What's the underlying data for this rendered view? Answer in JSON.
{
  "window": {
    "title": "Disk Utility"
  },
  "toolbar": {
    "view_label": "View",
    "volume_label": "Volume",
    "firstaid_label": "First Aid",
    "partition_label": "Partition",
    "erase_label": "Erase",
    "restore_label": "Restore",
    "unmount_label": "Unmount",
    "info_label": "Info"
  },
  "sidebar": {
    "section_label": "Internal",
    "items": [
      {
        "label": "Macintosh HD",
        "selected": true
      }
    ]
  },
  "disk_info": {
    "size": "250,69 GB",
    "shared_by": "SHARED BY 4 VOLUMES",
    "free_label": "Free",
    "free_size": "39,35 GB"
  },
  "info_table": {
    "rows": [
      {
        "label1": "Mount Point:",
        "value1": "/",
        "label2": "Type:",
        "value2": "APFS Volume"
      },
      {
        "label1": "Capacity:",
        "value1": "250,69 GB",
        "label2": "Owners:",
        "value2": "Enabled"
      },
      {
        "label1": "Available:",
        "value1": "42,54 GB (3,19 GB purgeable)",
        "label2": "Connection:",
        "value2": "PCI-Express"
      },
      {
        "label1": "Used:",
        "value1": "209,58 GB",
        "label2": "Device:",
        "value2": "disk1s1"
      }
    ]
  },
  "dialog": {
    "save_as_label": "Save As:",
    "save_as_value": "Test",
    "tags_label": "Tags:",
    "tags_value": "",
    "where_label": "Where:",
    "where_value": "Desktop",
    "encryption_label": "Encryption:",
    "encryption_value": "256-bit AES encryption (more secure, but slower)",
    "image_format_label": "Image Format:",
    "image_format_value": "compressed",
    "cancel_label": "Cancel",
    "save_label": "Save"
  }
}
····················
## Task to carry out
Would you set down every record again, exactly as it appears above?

## Answer to this task
What's the underlying data for this rendered view? Answer in JSON.
{
  "window": {
    "title": "Disk Utility"
  },
  "toolbar": {
    "view_label": "View",
    "volume_label": "Volume",
    "firstaid_label": "First Aid",
    "partition_label": "Partition",
    "erase_label": "Erase",
    "restore_label": "Restore",
    "unmount_label": "Unmount",
    "info_label": "Info"
  },
  "sidebar": {
    "section_label": "Internal",
    "items": [
      {
        "label": "Macintosh HD",
        "selected": true
      }
    ]
  },
  "disk_info": {
    "size": "250,69 GB",
    "shared_by": "SHARED BY 4 VOLUMES",
    "free_label": "Free",
    "free_size": "39,35 GB"
  },
  "info_table": {
    "rows": [
      {
        "label1": "Mount Point:",
        "value1": "/",
        "label2": "Type:",
        "value2": "APFS Volume"
      },
      {
        "label1": "Capacity:",
        "value1": "250,69 GB",
        "label2": "Owners:",
        "value2": "Enabled"
      },
      {
        "label1": "Available:",
        "value1": "42,54 GB (3,19 GB purgeable)",
        "label2": "Connection:",
        "value2": "PCI-Express"
      },
      {
        "label1": "Used:",
        "value1": "209,58 GB",
        "label2": "Device:",
        "value2": "disk1s1"
      }
    ]
  },
  "dialog": {
    "save_as_label": "Save As:",
    "save_as_value": "Test",
    "tags_label": "Tags:",
    "tags_value": "",
    "where_label": "Where:",
    "where_value": "Desktop",
    "encryption_label": "Encryption:",
    "encryption_value": "256-bit AES encryption (more secure, but slower)",
    "image_format_label": "Image Format:",
    "image_format_value": "compressed",
    "cancel_label": "Cancel",
    "save_label": "Save"
  }
}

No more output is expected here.